[L to R] Marissa Dickey, James Dockery and Jamie Gessner go over the edits on Maricielo’s story. Storytellers Abroad Workshop in Lima, Peru [X-E3, XF18-55mmF2.8-4 R LM OIS, ISO 12800, ƒ/5, 1/38, Focal Length = 35]

The purpose of telling Maricielo’s story was to show how many women end up coming to the prenatal center for counseling and help.

Listen to Maricielo and her family tell their story.

Both Marissa and Jamie are fluent in Spanish and English. This made it much easier for them to do the story because they didn’t need translators. Can you imagine everything someone says has to be translated and then everything you say is translated. That takes a lot longer to just have a normal conversation.

[L to R]James Dockery telling stories, with Marissa, Jamie and Jeff Raymond during the Storytellers Abroad Workshop in Lima, Peru [X-E3, XF18-55mmF2.8-4 R LM OIS, ISO 4000, ƒ/7.1, 1/100, Focal Length = 27]

Marissa and Jamie asked every instructor for input on the story. Then they sat together and tried to take all that input and craft a stronger story. The hardest part for them was cutting parts out.

They realized that while some of the great quotes were powerful they were often repetitive.

When you would hear them talking on the last day of editing they were trying there best to keep you the audience engaged and hoping through telling of Maricielo’s story that you would consider getting involved with the prenatal center.

If you want to learn how to do storytelling like Marissa and Jamie did here consider joining us this June in Romania with Storytellers Abroad.

Meet Storyteller Stephanie Simmons

[photo above is of the seminary night classes that share the space with a school]

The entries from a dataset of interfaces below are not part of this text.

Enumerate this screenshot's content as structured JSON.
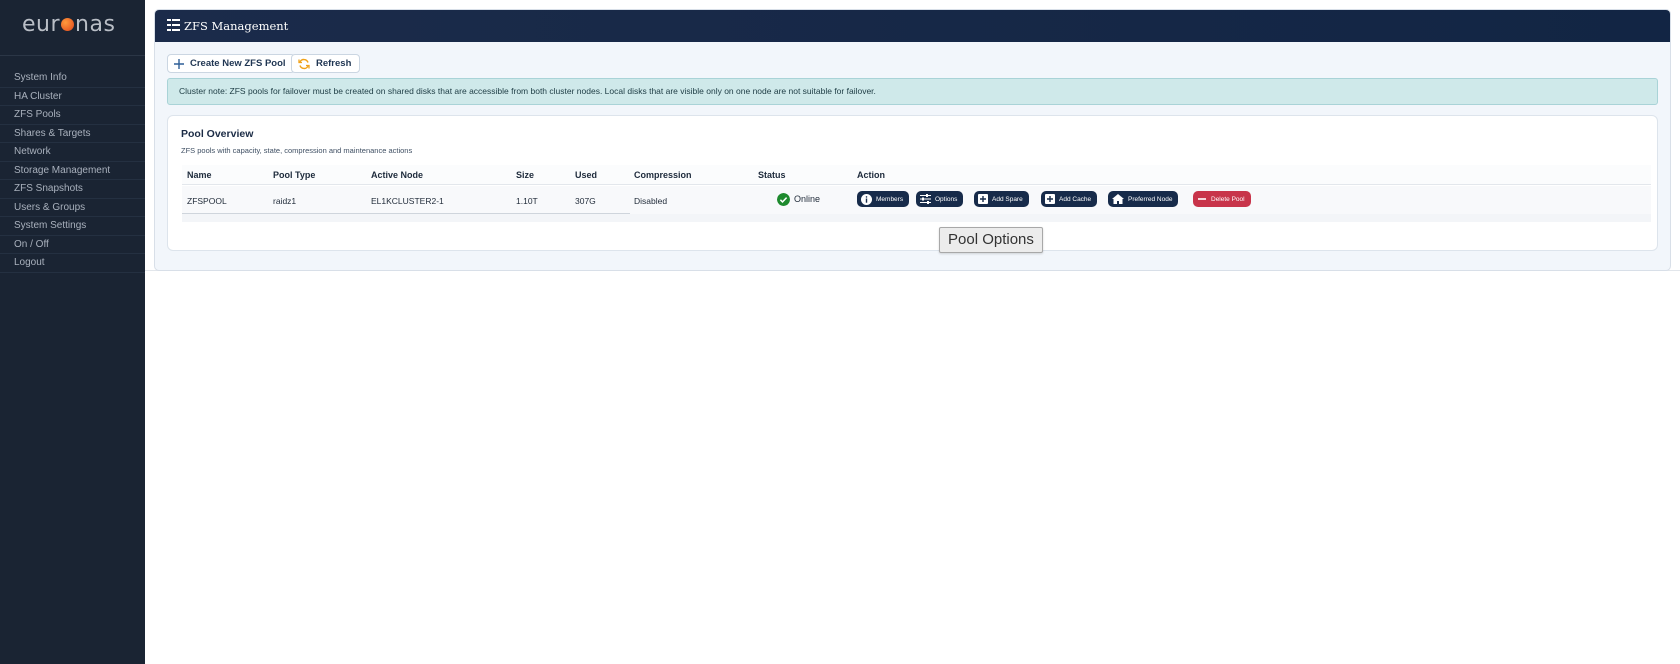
{
  "logo": {
    "left": "eur",
    "right": "nas"
  },
  "sidebar": {
    "items": [
      {
        "label": "System Info"
      },
      {
        "label": "HA Cluster"
      },
      {
        "label": "ZFS Pools"
      },
      {
        "label": "Shares & Targets"
      },
      {
        "label": "Network"
      },
      {
        "label": "Storage Management"
      },
      {
        "label": "ZFS Snapshots"
      },
      {
        "label": "Users & Groups"
      },
      {
        "label": "System Settings"
      },
      {
        "label": "On / Off"
      },
      {
        "label": "Logout"
      }
    ]
  },
  "header": {
    "title": "ZFS  Management"
  },
  "toolbar": {
    "create_label": "Create New ZFS Pool",
    "refresh_label": "Refresh"
  },
  "alert": {
    "text": "Cluster note: ZFS pools for failover must be created on shared disks that are accessible from both cluster nodes. Local disks that are visible only on one node are not suitable for failover."
  },
  "pool_overview": {
    "title": "Pool Overview",
    "subtitle": "ZFS pools with capacity, state, compression and maintenance actions",
    "columns": [
      "Name",
      "Pool Type",
      "Active Node",
      "Size",
      "Used",
      "Compression",
      "Status",
      "Action"
    ],
    "rows": [
      {
        "name": "ZFSPOOL",
        "pool_type": "raidz1",
        "active_node": "EL1KCLUSTER2-1",
        "size": "1.10T",
        "used": "307G",
        "compression": "Disabled",
        "status": "Online"
      }
    ],
    "actions": {
      "members": "Members",
      "options": "Options",
      "add_spare": "Add Spare",
      "add_cache": "Add Cache",
      "preferred_node": "Preferred Node",
      "delete_pool": "Delete Pool"
    }
  },
  "tooltip": {
    "text": "Pool Options"
  },
  "colors": {
    "sidebar_bg": "#1a2433",
    "header_bg": "#1b2b4a",
    "action_button": "#172b4a",
    "danger_button": "#c8344a",
    "status_ok": "#1e8a2e",
    "alert_bg": "#cfe9ea"
  },
  "icons": {
    "create": "plus-icon",
    "refresh": "refresh-icon",
    "header": "zfs-stack-icon",
    "status": "check-circle-icon",
    "members": "info-icon",
    "options": "sliders-icon",
    "add_spare": "plus-square-icon",
    "add_cache": "plus-square-icon",
    "preferred_node": "home-icon",
    "delete_pool": "minus-icon"
  }
}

Jorge Quintana is a seminary student that storyteller Stephanie Simmons was given to tell his story.

See the story she captured here.

Stephanie has lots of positive energy. She is always smiling.

Stephanie Simmons. Storytellers Abroad Workshop in Lima, Peru [NIKON Z 6, 24.0-105.0 mm f/4.0, ISO 100, ƒ/4, 1/400, Focal Length = 35]

What I admired the most about Stephanie was her focus. She wanted to learn.

[X-E3, XF55-200mm ƒ/3.5-4.8 R LM OIS, ISO 5000, ƒ/7.1, 1/100, Focal Length = 300]

When I talked to her about her story before she did the interview I could tell she had listened to the subjects. I could tell she cared for them and being sure she would stay true to the story.

[X-E3, XF18-55mm ƒ/2.8-4 R LM OIS, ISO 6400, ƒ/7.1, 1/100, Focal Length = 36]

Now I love to watch people and just observe them. I noticed Stephanie would be on the edges of the group participating but also listening.

[NIKON Z 6, 24.0-105.0 mm f/4.0, ISO 12800, ƒ/4, 1/200, Focal Length = 24]

When the instructors were meeting each night to see who might need more help the next day on their stories, we all talked about how Stephanie welcomed ideas and was so eager to learn.

If you want to learn how to tell a missions story like Stephanie join us this June in Romania with Storytellers Abroad.